The answer is uncomplicated: This is Jon Stewart being Jon Stewart. As much comic energy as Stewart ever expended in eviscerating politicians of the right, which was mother's milk to his audience he had more than enough left over to rain satirical fire down on what he perceived as the indiscretions and pretensions of the media, mostly of the TV variety.
Maybe Fox News took in the heaviest barrage of Stewart's often righteous comic anger in his "Daily Show" days. But journalists from CNN and MSNBC had their time in the barrel, as can be attested to by people like Rick Sanchez, whom Stewart chewed up repeatedly, especially for getting himself tasered (and later getting himself fired from CNN for suggesting, among other things, that Jewish people were not an oppressed minority), and Chris Matthews of MSNBC, who said it was the worst interview of his life when Stewart trashed his book "Life's a Campaign." (Stewart: "At the end of your life do you give a concession speech?")
The basic premise of "The Daily Show," from its inception, was a mock newscast. Stewart used it to mock other newscasts.
His intent was always to hold journalists to higher standards, which his show often did by digging up embarrassing, self-indicting clips of figures in the news that real journalists could have and should have been able to do themselves. That led many people to suggest that Stewart was truly a journalist himself.
He hated that presumption. He once told me that he rejected categorically the notion that he was in any way a journalist, arguing that he was a comic, first, last and always. He would not even agree that he served the same function as an editorial cartoonist.
So is he right about the media and Trump? He certainly has a point when he noted that Trump is providing piles of cash to media outlets, whose audiences have grown as the hunger to keep up with Trump activities and utterances continues unsated.
And he is entirely justified in noting that communities of color have experienced hostility from people in power at a level that dwarfs any perceived threats journalists are experiencing now.
But Jon has been off the media critic beat for awhile, and some things are substantially different these days. The media is now dealing with a government that does not seem to respect antiquated notions like the First Amendment, and worse, openly encourages hostility and even physical violence toward reporters who are simply doing their jobs, declaring them an "enemy," even after bombs are addressed and mailed out to newsrooms.

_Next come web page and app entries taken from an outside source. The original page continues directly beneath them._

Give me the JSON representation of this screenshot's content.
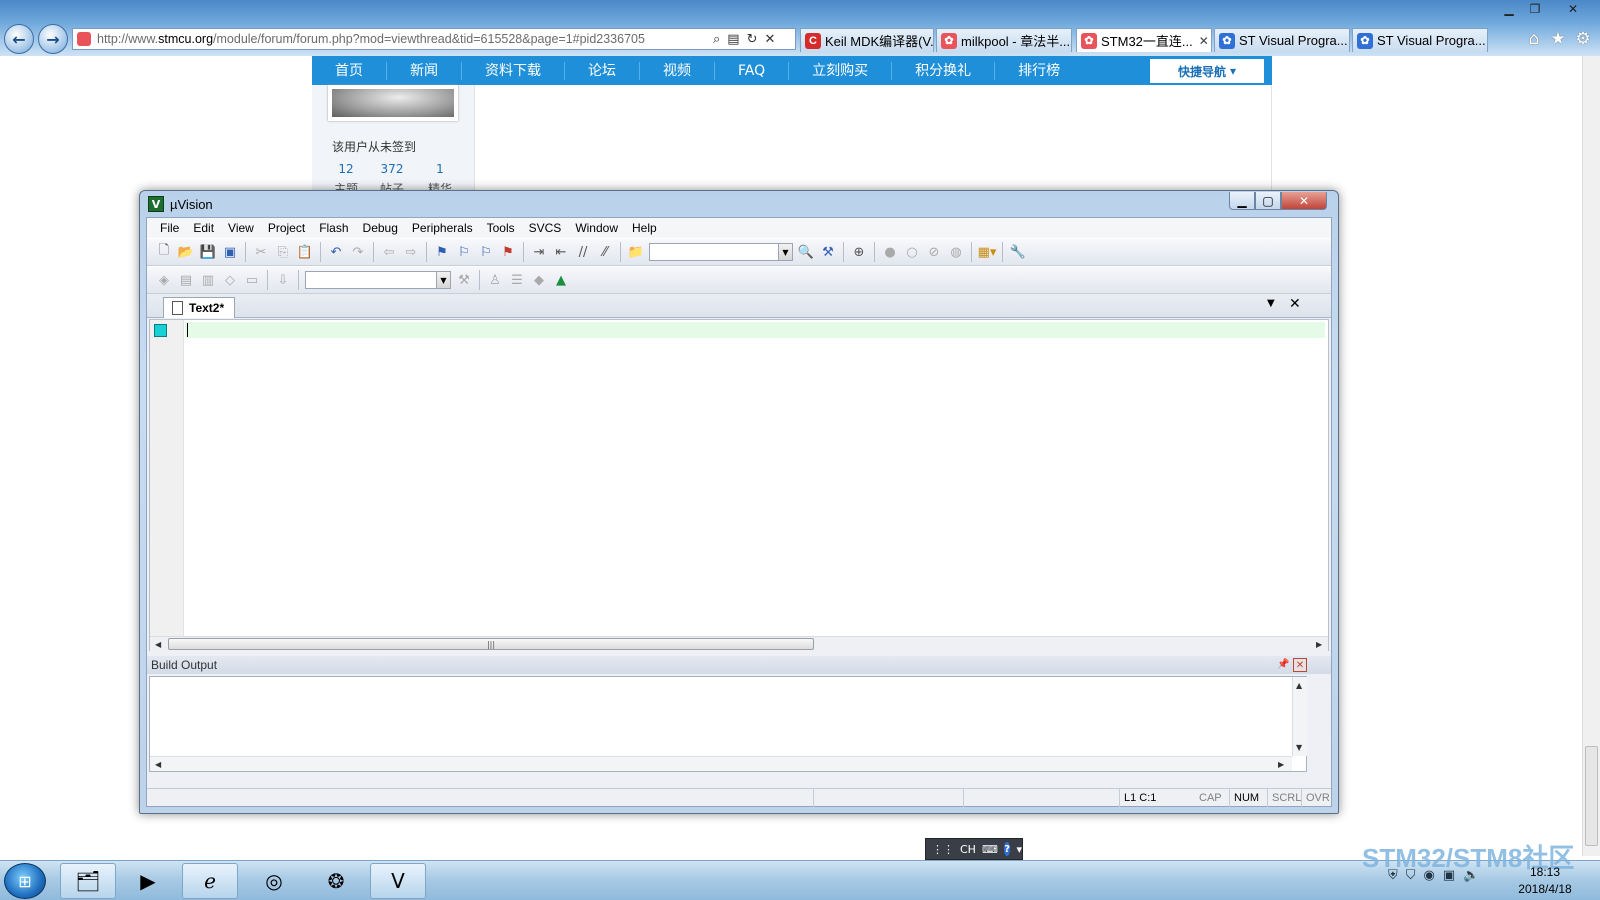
{
  "browser": {
    "url_prefix": "http://www.",
    "url_domain": "stmcu.org",
    "url_rest": "/module/forum/forum.php?mod=viewthread&tid=615528&page=1#pid2336705",
    "tabs": [
      {
        "label": "Keil MDK编译器(V...",
        "icon_color": "#d62b2b",
        "icon": "C"
      },
      {
        "label": "milkpool - 章法半...",
        "icon_color": "#e8545a",
        "icon": "✿"
      },
      {
        "label": "STM32一直连...",
        "icon_color": "#e8545a",
        "icon": "✿",
        "active": true,
        "close": "✕"
      },
      {
        "label": "ST Visual Progra...",
        "icon_color": "#2f6fd6",
        "icon": "✿"
      },
      {
        "label": "ST Visual Progra...",
        "icon_color": "#2f6fd6",
        "icon": "✿"
      }
    ],
    "icons": {
      "home": "home-icon",
      "favorites": "star-icon",
      "tools": "gear-icon"
    }
  },
  "site": {
    "nav": [
      "首页",
      "新闻",
      "资料下载",
      "论坛",
      "视频",
      "FAQ",
      "立刻购买",
      "积分换礼",
      "排行榜"
    ],
    "quick_nav": "快捷导航",
    "profile": {
      "signin": "该用户从未签到",
      "stats": [
        {
          "value": "12",
          "label": "主题"
        },
        {
          "value": "372",
          "label": "帖子"
        },
        {
          "value": "1",
          "label": "精华"
        }
      ]
    }
  },
  "uvision": {
    "title": "µVision",
    "menu": [
      "File",
      "Edit",
      "View",
      "Project",
      "Flash",
      "Debug",
      "Peripherals",
      "Tools",
      "SVCS",
      "Window",
      "Help"
    ],
    "editor_tab": "Text2*",
    "build_output_title": "Build Output",
    "status": {
      "position": "L1 C:1",
      "cap": "CAP",
      "num": "NUM",
      "scrl": "SCRL",
      "ovr": "OVR"
    }
  },
  "langbar": {
    "lang": "CH",
    "help": "?"
  },
  "taskbar": {
    "apps": [
      "file-explorer-icon",
      "media-player-icon",
      "internet-explorer-icon",
      "chrome-icon",
      "baidu-netdisk-icon",
      "uvision-icon"
    ],
    "watermark": "STM32/STM8社区",
    "clock_time": "18:13",
    "clock_date": "2018/4/18"
  }
}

More significantly, at a time when no institution, or even outpost, of government has been willing to hold a president accountable in any way, the media has been the lone challenge to words and actions that, by any assessment, have blown up established norms of political and personal behavior.
It may appear narcissistic to react with umbrage as Trump mocks the media for "fake news" and demeans them with nicknames. But insisting on the truth isn't narcissism; it is what professional journalists do — or strive to do. This president seems to want his own truth, and yes, that offends people in the truth-seeking business.
One other thing Stewart said seems to underscore that point. When Amanpour asked him about comedy crossing the line, he said, "I'm always fascinated when they say...'Where do comedians draw the line?' But nobody ever goes and says to Donald Trump: 'Where do Presidents draw the line?"
Oh yes they do.
- Jon Stewart critiques media coverage of Trump: But narcissism in pursuit of truth isn't a vice
- How Trump conned the media, according to Jon Stewart
- Jon Stewart: Trump will win the 'fight' with journalists
- Giuliani: Truth isn't truth
- Jon Stewart has a theory about the Samantha Bee controversy
- Howard Kurtz's new book on Trump White House offers scathing critique of the media
- Jon Huntsman Fast Facts
- Jon Corzine Fast Facts
- Rudy Giuliani says 'truth isn't truth'
- New report critiques NYPD's response to sexual assaults